EXERCISE: Every line below that holds the string "JSON" should be copied out.

DATA SUPPLIED:
◇ ◇ ◇ ◇ ◇ ◇ ◇

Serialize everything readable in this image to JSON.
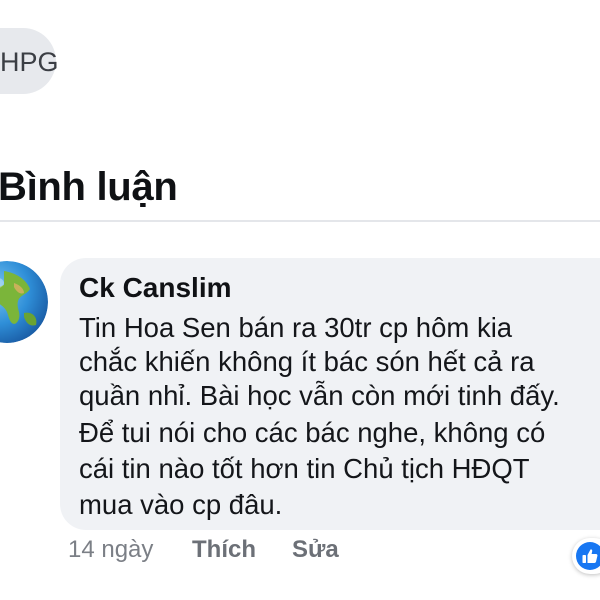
{
  "tag": {
    "label": "HPG"
  },
  "section": {
    "title": "Bình luận"
  },
  "comment": {
    "author": "Ck Canslim",
    "lines": [
      "Tin Hoa Sen bán ra 30tr cp hôm kia",
      "chắc khiến không ít bác són hết cả ra",
      "quần nhỉ. Bài học vẫn còn mới tinh đấy.",
      "Để tui nói cho các bác nghe, không có",
      "cái tin nào tốt hơn tin Chủ tịch HĐQT",
      "mua vào cp đâu."
    ],
    "time": "14 ngày",
    "like_label": "Thích",
    "edit_label": "Sửa",
    "reaction_icon": "like-thumb-icon",
    "avatar_icon": "globe-icon"
  },
  "colors": {
    "bubble": "#f0f2f5",
    "reaction": "#1877f2",
    "meta": "#7b7f86"
  }
}
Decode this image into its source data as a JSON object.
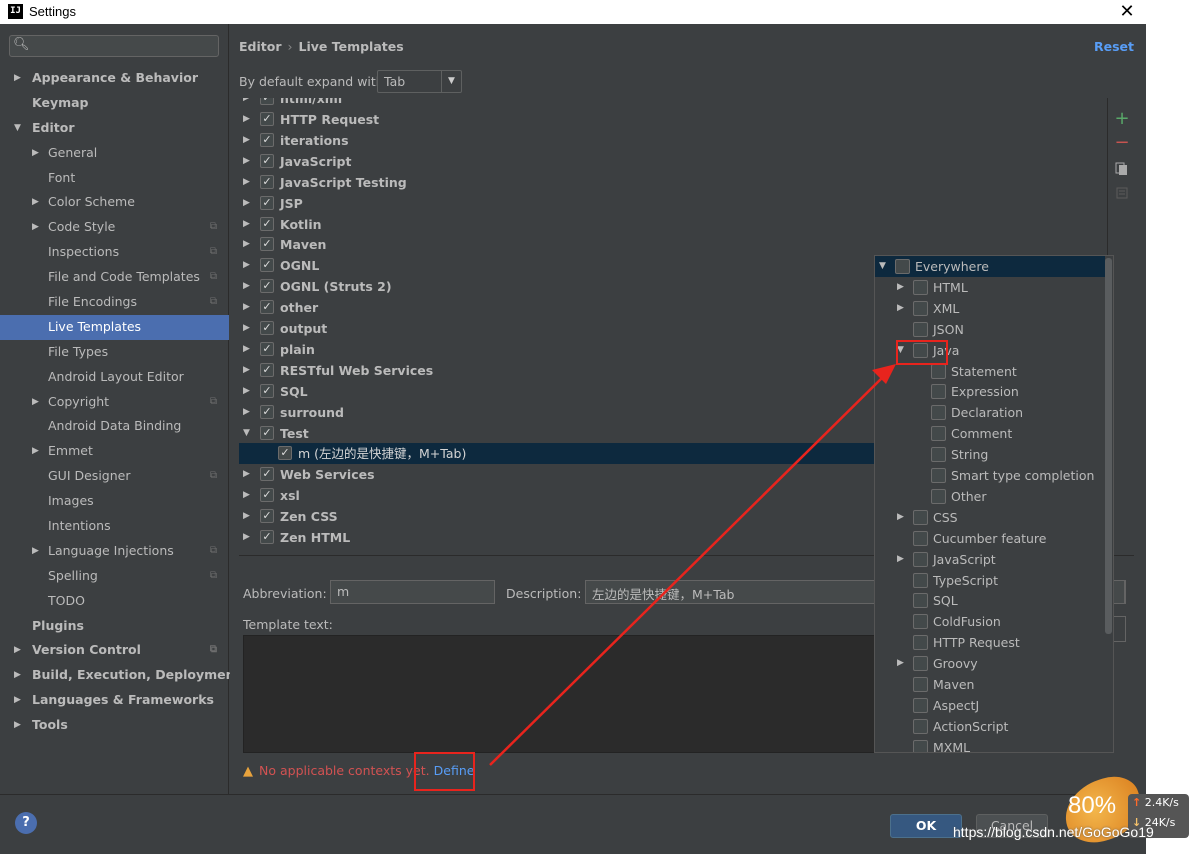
{
  "window": {
    "title": "Settings",
    "close_symbol": "✕",
    "app_icon_text": "IJ"
  },
  "search": {
    "icon": "search-icon",
    "value": ""
  },
  "sidebar": {
    "items": [
      {
        "label": "Appearance & Behavior",
        "level": 1,
        "bold": true,
        "arrow": "collapsed"
      },
      {
        "label": "Keymap",
        "level": 1,
        "bold": true
      },
      {
        "label": "Editor",
        "level": 1,
        "bold": true,
        "arrow": "expanded"
      },
      {
        "label": "General",
        "level": 2,
        "arrow": "collapsed"
      },
      {
        "label": "Font",
        "level": 2
      },
      {
        "label": "Color Scheme",
        "level": 2,
        "arrow": "collapsed"
      },
      {
        "label": "Code Style",
        "level": 2,
        "arrow": "collapsed",
        "project": true
      },
      {
        "label": "Inspections",
        "level": 2,
        "project": true
      },
      {
        "label": "File and Code Templates",
        "level": 2,
        "project": true
      },
      {
        "label": "File Encodings",
        "level": 2,
        "project": true
      },
      {
        "label": "Live Templates",
        "level": 2,
        "selected": true
      },
      {
        "label": "File Types",
        "level": 2
      },
      {
        "label": "Android Layout Editor",
        "level": 2
      },
      {
        "label": "Copyright",
        "level": 2,
        "arrow": "collapsed",
        "project": true
      },
      {
        "label": "Android Data Binding",
        "level": 2
      },
      {
        "label": "Emmet",
        "level": 2,
        "arrow": "collapsed"
      },
      {
        "label": "GUI Designer",
        "level": 2,
        "project": true
      },
      {
        "label": "Images",
        "level": 2
      },
      {
        "label": "Intentions",
        "level": 2
      },
      {
        "label": "Language Injections",
        "level": 2,
        "arrow": "collapsed",
        "project": true
      },
      {
        "label": "Spelling",
        "level": 2,
        "project": true
      },
      {
        "label": "TODO",
        "level": 2
      },
      {
        "label": "Plugins",
        "level": 1,
        "bold": true
      },
      {
        "label": "Version Control",
        "level": 1,
        "bold": true,
        "arrow": "collapsed",
        "project": true
      },
      {
        "label": "Build, Execution, Deployment",
        "level": 1,
        "bold": true,
        "arrow": "collapsed"
      },
      {
        "label": "Languages & Frameworks",
        "level": 1,
        "bold": true,
        "arrow": "collapsed"
      },
      {
        "label": "Tools",
        "level": 1,
        "bold": true,
        "arrow": "collapsed"
      }
    ]
  },
  "main": {
    "breadcrumb": {
      "parent": "Editor",
      "separator": "›",
      "current": "Live Templates"
    },
    "reset_label": "Reset",
    "expand_label": "By default expand with",
    "expand_value": "Tab",
    "tree_partial_top": "html/xml",
    "tree": [
      {
        "label": "HTTP Request",
        "checked": true,
        "arrow": "collapsed"
      },
      {
        "label": "iterations",
        "checked": true,
        "arrow": "collapsed"
      },
      {
        "label": "JavaScript",
        "checked": true,
        "arrow": "collapsed"
      },
      {
        "label": "JavaScript Testing",
        "checked": true,
        "arrow": "collapsed"
      },
      {
        "label": "JSP",
        "checked": true,
        "arrow": "collapsed"
      },
      {
        "label": "Kotlin",
        "checked": true,
        "arrow": "collapsed"
      },
      {
        "label": "Maven",
        "checked": true,
        "arrow": "collapsed"
      },
      {
        "label": "OGNL",
        "checked": true,
        "arrow": "collapsed"
      },
      {
        "label": "OGNL (Struts 2)",
        "checked": true,
        "arrow": "collapsed"
      },
      {
        "label": "other",
        "checked": true,
        "arrow": "collapsed"
      },
      {
        "label": "output",
        "checked": true,
        "arrow": "collapsed"
      },
      {
        "label": "plain",
        "checked": true,
        "arrow": "collapsed"
      },
      {
        "label": "RESTful Web Services",
        "checked": true,
        "arrow": "collapsed"
      },
      {
        "label": "SQL",
        "checked": true,
        "arrow": "collapsed"
      },
      {
        "label": "surround",
        "checked": true,
        "arrow": "collapsed"
      },
      {
        "label": "Test",
        "checked": true,
        "arrow": "expanded"
      },
      {
        "label": "m (左边的是快捷键，M+Tab)",
        "checked": true,
        "child": true,
        "selected": true
      },
      {
        "label": "Web Services",
        "checked": true,
        "arrow": "collapsed"
      },
      {
        "label": "xsl",
        "checked": true,
        "arrow": "collapsed"
      },
      {
        "label": "Zen CSS",
        "checked": true,
        "arrow": "collapsed"
      },
      {
        "label": "Zen HTML",
        "checked": true,
        "arrow": "collapsed"
      }
    ],
    "toolbar": {
      "add": "+",
      "remove": "−"
    },
    "abbreviation_label": "Abbreviation:",
    "abbreviation_value": "m",
    "description_label": "Description:",
    "description_value": "左边的是快捷键，M+Tab",
    "template_text_label": "Template text:",
    "template_text_value": "",
    "warning_text": "No applicable contexts yet.",
    "define_label": "Define"
  },
  "context_popup": {
    "items": [
      {
        "label": "Everywhere",
        "level": 0,
        "arrow": "expanded",
        "header": true
      },
      {
        "label": "HTML",
        "level": 1,
        "arrow": "collapsed"
      },
      {
        "label": "XML",
        "level": 1,
        "arrow": "collapsed"
      },
      {
        "label": "JSON",
        "level": 1
      },
      {
        "label": "Java",
        "level": 1,
        "arrow": "expanded"
      },
      {
        "label": "Statement",
        "level": 2
      },
      {
        "label": "Expression",
        "level": 2
      },
      {
        "label": "Declaration",
        "level": 2
      },
      {
        "label": "Comment",
        "level": 2
      },
      {
        "label": "String",
        "level": 2
      },
      {
        "label": "Smart type completion",
        "level": 2
      },
      {
        "label": "Other",
        "level": 2
      },
      {
        "label": "CSS",
        "level": 1,
        "arrow": "collapsed"
      },
      {
        "label": "Cucumber feature",
        "level": 1
      },
      {
        "label": "JavaScript",
        "level": 1,
        "arrow": "collapsed"
      },
      {
        "label": "TypeScript",
        "level": 1
      },
      {
        "label": "SQL",
        "level": 1
      },
      {
        "label": "ColdFusion",
        "level": 1
      },
      {
        "label": "HTTP Request",
        "level": 1
      },
      {
        "label": "Groovy",
        "level": 1,
        "arrow": "collapsed"
      },
      {
        "label": "Maven",
        "level": 1
      },
      {
        "label": "AspectJ",
        "level": 1
      },
      {
        "label": "ActionScript",
        "level": 1
      },
      {
        "label": "MXML",
        "level": 1
      }
    ]
  },
  "buttons": {
    "help": "?",
    "ok": "OK",
    "cancel": "Cancel"
  },
  "overlay": {
    "badge_percent": "80%",
    "upload_speed": "2.4K/s",
    "download_speed": "24K/s",
    "watermark": "https://blog.csdn.net/GoGoGo19"
  },
  "colors": {
    "background": "#3c3f41",
    "selection": "#4b6eaf",
    "accent_link": "#589df6",
    "annotation_red": "#e8241d",
    "warning": "#d25252"
  }
}
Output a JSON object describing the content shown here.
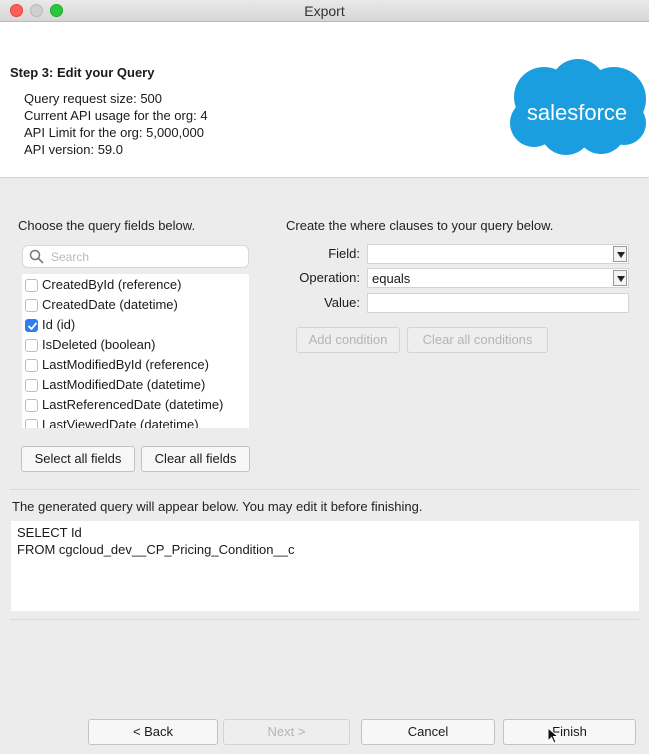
{
  "window": {
    "title": "Export"
  },
  "header": {
    "step_title": "Step 3: Edit your Query",
    "info": [
      "Query request size: 500",
      "Current API usage for the org: 4",
      "API Limit for the org: 5,000,000",
      "API version: 59.0"
    ],
    "logo_text": "salesforce",
    "logo_color": "#1b9ee0"
  },
  "fields_panel": {
    "label": "Choose the query fields below.",
    "search_placeholder": "Search",
    "items": [
      {
        "label": "CreatedById (reference)",
        "checked": false
      },
      {
        "label": "CreatedDate (datetime)",
        "checked": false
      },
      {
        "label": "Id (id)",
        "checked": true
      },
      {
        "label": "IsDeleted (boolean)",
        "checked": false
      },
      {
        "label": "LastModifiedById (reference)",
        "checked": false
      },
      {
        "label": "LastModifiedDate (datetime)",
        "checked": false
      },
      {
        "label": "LastReferencedDate (datetime)",
        "checked": false
      },
      {
        "label": "LastViewedDate (datetime)",
        "checked": false
      }
    ],
    "select_all_label": "Select all fields",
    "clear_all_label": "Clear all fields"
  },
  "where_panel": {
    "label": "Create the where clauses to your query below.",
    "field_label": "Field:",
    "field_value": "",
    "operation_label": "Operation:",
    "operation_value": "equals",
    "value_label": "Value:",
    "value_value": "",
    "add_condition_label": "Add condition",
    "clear_conditions_label": "Clear all conditions"
  },
  "query": {
    "label": "The generated query will appear below.  You may edit it before finishing.",
    "text": "SELECT Id\nFROM cgcloud_dev__CP_Pricing_Condition__c"
  },
  "footer": {
    "back_label": "< Back",
    "next_label": "Next >",
    "cancel_label": "Cancel",
    "finish_label": "Finish"
  },
  "colors": {
    "checkbox_checked": "#2e7cf6"
  }
}
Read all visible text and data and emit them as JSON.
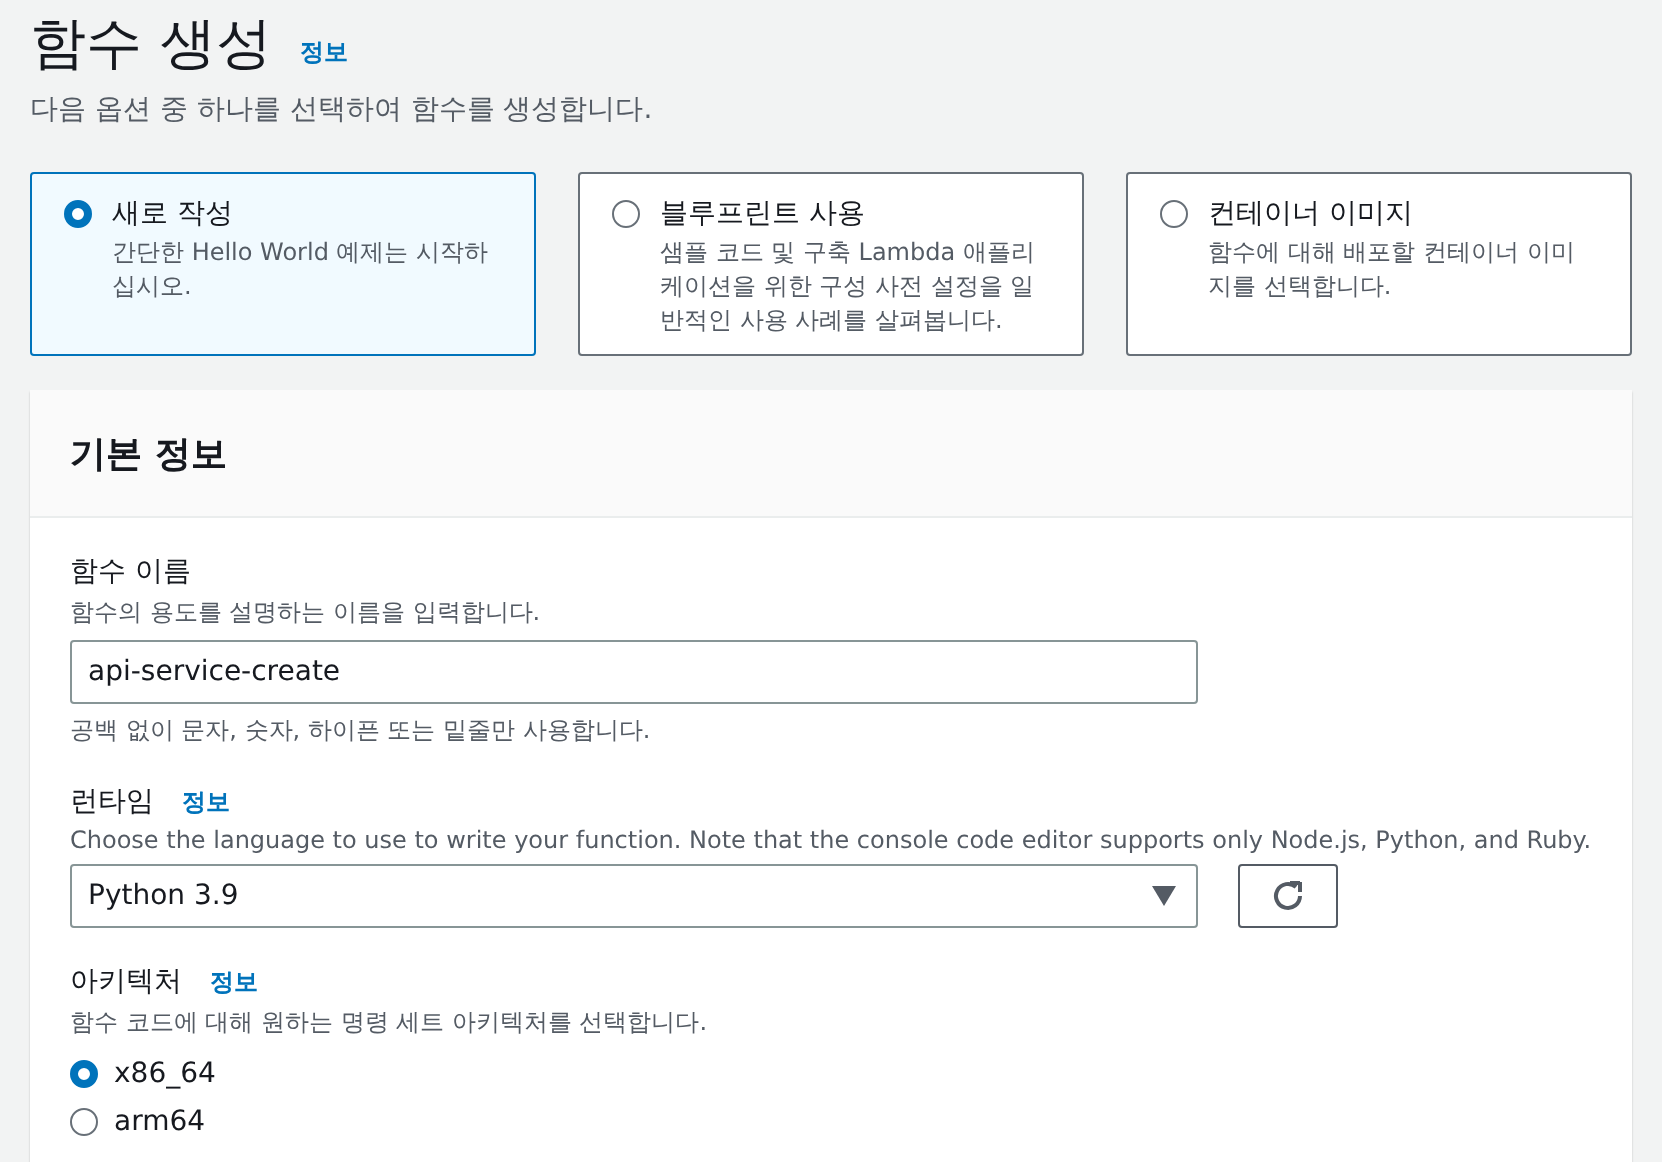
{
  "header": {
    "title": "함수 생성",
    "info_link": "정보",
    "description": "다음 옵션 중 하나를 선택하여 함수를 생성합니다."
  },
  "options": [
    {
      "title": "새로 작성",
      "description": "간단한 Hello World 예제는 시작하십시오.",
      "selected": true
    },
    {
      "title": "블루프린트 사용",
      "description": "샘플 코드 및 구축 Lambda 애플리케이션을 위한 구성 사전 설정을 일반적인 사용 사례를 살펴봅니다.",
      "selected": false
    },
    {
      "title": "컨테이너 이미지",
      "description": "함수에 대해 배포할 컨테이너 이미지를 선택합니다.",
      "selected": false
    }
  ],
  "panel": {
    "title": "기본 정보",
    "function_name": {
      "label": "함수 이름",
      "description": "함수의 용도를 설명하는 이름을 입력합니다.",
      "value": "api-service-create",
      "constraint": "공백 없이 문자, 숫자, 하이픈 또는 밑줄만 사용합니다."
    },
    "runtime": {
      "label": "런타임",
      "info_link": "정보",
      "description": "Choose the language to use to write your function. Note that the console code editor supports only Node.js, Python, and Ruby.",
      "value": "Python 3.9"
    },
    "architecture": {
      "label": "아키텍처",
      "info_link": "정보",
      "description": "함수 코드에 대해 원하는 명령 세트 아키텍처를 선택합니다.",
      "choices": [
        {
          "label": "x86_64",
          "selected": true
        },
        {
          "label": "arm64",
          "selected": false
        }
      ]
    }
  }
}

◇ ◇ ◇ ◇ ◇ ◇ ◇

RESPONSE AREA:
Serialize everything readable in this image to JSON.
Decode this image into its source data as a JSON object.
        "label": "JSON",
Output a JSON object describing the content shown here.
Read all visible text and data and emit them as JSON.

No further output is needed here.